Colvin’s life was forever changed in 1955, not only because she took a stand to defy racial injustice, but also because of the trauma that followed even after she left Montgomery. As her attorney, Phillip Ensler, told The Associated Press in October, her mistreatment caused “tremendous fear” for Colvin and her family whenever she returned home to visit.
Her painful experience was not an isolated event. The buses in Montgomery were contested spaces. Keeping African Americans relegated to the back of the bus was only part of a larger effort to maintain white supremacy in the segregated South.
Bus drivers — who were always white — were given the powers of police officers to enforce the city ordinances.
A review of the Montgomery City Code from 1952 makes this quite clear. According to the code, bus drivers — who were always white — were given the powers of police officers to enforce the city ordinances. Bus drivers were tasked with maintaining a clear divide between white and Black passengers on the bus. And they were not afraid to exercise their power on Black people — even before that particular code was put in place.

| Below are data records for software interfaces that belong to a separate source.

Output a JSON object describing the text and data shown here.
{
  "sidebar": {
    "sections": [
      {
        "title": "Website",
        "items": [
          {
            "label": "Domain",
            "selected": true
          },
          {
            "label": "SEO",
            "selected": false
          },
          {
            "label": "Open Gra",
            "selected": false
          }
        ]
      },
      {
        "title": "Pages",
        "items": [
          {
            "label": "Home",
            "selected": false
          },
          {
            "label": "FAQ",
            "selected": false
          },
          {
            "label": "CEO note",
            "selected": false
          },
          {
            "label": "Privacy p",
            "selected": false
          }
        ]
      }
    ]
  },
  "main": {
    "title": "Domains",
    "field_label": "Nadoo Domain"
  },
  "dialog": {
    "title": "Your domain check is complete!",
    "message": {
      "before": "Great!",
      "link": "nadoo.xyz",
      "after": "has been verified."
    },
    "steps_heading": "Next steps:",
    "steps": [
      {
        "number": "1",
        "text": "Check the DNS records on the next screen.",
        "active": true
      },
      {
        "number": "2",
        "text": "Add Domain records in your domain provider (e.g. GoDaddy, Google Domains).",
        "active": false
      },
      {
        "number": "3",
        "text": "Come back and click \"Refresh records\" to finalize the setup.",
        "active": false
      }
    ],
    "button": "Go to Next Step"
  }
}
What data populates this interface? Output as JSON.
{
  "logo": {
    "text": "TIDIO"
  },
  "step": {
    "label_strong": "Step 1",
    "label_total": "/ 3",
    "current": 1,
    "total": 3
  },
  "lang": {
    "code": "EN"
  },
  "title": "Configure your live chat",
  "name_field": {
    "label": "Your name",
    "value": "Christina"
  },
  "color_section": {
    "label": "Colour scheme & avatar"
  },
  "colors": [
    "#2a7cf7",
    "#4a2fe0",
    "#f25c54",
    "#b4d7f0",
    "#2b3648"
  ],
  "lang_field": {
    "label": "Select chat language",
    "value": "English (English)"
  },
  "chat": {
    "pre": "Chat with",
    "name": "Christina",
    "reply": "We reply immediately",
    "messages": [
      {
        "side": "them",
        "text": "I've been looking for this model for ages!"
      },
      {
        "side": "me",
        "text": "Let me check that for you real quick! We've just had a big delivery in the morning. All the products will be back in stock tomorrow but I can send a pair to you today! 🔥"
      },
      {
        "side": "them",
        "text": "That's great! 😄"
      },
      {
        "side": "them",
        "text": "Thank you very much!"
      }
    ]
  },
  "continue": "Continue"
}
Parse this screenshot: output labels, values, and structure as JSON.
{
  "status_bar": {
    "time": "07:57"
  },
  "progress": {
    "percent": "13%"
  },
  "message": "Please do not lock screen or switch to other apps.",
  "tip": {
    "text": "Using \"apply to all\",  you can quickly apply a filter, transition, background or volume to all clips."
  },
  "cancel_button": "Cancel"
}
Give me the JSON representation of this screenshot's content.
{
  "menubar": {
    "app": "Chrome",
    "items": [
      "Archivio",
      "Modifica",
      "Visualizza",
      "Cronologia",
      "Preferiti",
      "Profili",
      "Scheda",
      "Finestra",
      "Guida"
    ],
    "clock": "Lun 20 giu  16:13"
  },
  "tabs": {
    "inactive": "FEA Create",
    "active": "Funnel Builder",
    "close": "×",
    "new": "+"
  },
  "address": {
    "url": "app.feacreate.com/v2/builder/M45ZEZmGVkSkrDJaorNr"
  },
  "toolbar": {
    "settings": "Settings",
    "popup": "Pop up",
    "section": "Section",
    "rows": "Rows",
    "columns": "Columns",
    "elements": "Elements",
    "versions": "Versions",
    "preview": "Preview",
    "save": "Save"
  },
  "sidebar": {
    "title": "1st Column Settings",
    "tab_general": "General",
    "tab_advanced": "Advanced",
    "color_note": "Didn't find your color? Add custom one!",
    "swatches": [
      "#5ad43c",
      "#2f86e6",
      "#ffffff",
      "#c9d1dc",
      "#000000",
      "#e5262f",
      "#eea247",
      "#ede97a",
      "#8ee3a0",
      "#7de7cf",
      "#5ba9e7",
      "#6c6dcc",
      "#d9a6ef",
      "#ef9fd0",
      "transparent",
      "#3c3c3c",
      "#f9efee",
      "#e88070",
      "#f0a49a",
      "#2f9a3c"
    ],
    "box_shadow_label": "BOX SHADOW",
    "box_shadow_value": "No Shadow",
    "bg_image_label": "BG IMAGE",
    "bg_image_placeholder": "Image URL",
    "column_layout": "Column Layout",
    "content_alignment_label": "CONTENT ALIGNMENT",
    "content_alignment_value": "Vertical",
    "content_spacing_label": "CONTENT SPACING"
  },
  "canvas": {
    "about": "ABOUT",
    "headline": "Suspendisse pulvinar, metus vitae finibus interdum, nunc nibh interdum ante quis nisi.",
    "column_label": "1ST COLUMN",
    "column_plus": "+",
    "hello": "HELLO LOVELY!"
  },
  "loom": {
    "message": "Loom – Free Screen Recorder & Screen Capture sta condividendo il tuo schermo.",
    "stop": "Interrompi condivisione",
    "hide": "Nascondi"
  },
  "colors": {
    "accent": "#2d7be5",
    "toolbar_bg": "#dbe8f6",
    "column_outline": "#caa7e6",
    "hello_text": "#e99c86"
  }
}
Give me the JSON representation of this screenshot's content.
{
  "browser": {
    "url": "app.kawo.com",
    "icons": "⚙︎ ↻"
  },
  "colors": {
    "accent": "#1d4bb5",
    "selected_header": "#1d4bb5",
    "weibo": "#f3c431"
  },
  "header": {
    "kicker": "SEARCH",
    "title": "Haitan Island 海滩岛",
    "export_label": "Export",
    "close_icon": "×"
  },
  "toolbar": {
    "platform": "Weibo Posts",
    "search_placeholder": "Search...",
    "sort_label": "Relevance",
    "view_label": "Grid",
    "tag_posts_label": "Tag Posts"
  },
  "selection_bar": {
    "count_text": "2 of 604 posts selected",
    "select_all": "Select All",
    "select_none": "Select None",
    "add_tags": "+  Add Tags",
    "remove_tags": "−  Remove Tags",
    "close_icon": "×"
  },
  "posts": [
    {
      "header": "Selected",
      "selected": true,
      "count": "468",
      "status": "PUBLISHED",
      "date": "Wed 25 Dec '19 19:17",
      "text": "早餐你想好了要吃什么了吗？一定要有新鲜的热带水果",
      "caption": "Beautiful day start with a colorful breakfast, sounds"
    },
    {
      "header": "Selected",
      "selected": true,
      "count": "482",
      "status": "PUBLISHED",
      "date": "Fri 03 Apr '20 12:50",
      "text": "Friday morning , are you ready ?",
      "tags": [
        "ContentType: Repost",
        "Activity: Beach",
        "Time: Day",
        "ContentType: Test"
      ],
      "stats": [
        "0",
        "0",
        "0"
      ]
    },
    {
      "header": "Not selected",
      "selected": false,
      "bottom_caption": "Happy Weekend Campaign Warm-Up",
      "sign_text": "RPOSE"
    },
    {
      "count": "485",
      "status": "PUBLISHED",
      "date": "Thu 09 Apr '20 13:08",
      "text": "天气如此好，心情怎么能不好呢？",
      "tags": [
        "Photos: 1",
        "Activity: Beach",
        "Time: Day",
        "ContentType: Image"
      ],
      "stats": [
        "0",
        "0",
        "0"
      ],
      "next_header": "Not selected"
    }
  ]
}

In 1944, Montgomery resident Viola White was beaten and arrested when she did not give up her seat. Her attempts to take the city to court were continually delayed, and the police resorted to intimidation and even more shocking violence. One officer raped White’s 16-year-old daughter, and when White reported the crime, the police only issued a warrant after repeated complaints. In the end, the officer who committed the act of sexual violence escaped justice by leaving town before an arrest could be made — after receiving a warning from Montgomery’s police chief.
In 1951, a Montgomery bus driver insulted Epsie Worthy, a Black woman, as she exited the bus. He followed her off the bus and hit her. When the police arrived, Worthy, and not the driver, was arrested.
In June 1955, three months after Colvin’s arrest and six months before Parks’ arrest, Lucille Times — who died this year — was driving her car when she had an altercation with the bus driver who would eventually have Parks arrested. After trying to run Times off the road, the driver exited his bus and proceeded to insult and physically attack her. The police officer who intervened knocked Times to the ground with a blow to her neck with his flashlight.
Times was assaulted by the two men, but the officer issued her the warning. With the assistance of her husband, Charlie, Times responded with a one-woman boycott. She drove to local bus stops and gave free rides to Black commuters while her husband collected donations for gas and took calls to schedule rides at the cafe they owned. Times and her husband kept their boycott going for six months until Parks’ arrest prompted the more famous Montgomery Bus Boycott. They then joined that community effort.
The experiences of Times, White, Colvin and countless others offer a glimpse into the challenges that Black people — and in this case, Black women and girls — endured in the Jim Crow South.
While the state’s recent decision to expunge Colvin’s records does not absolve the harm that she experienced, it is a welcome development that Colvin herself advocated. “I am an old woman now,” Colvin told NBC News in October 2020. “Having my records expunged will mean something to my grandchildren and great grandchildren. And it will mean something for other Black children.” Speaking to the press after that record was wiped clean, she said, "I appreciate the judge's decision to do it and that means that I'm no longer, at 82, a juvenile delinquent."
The truth is, she never was.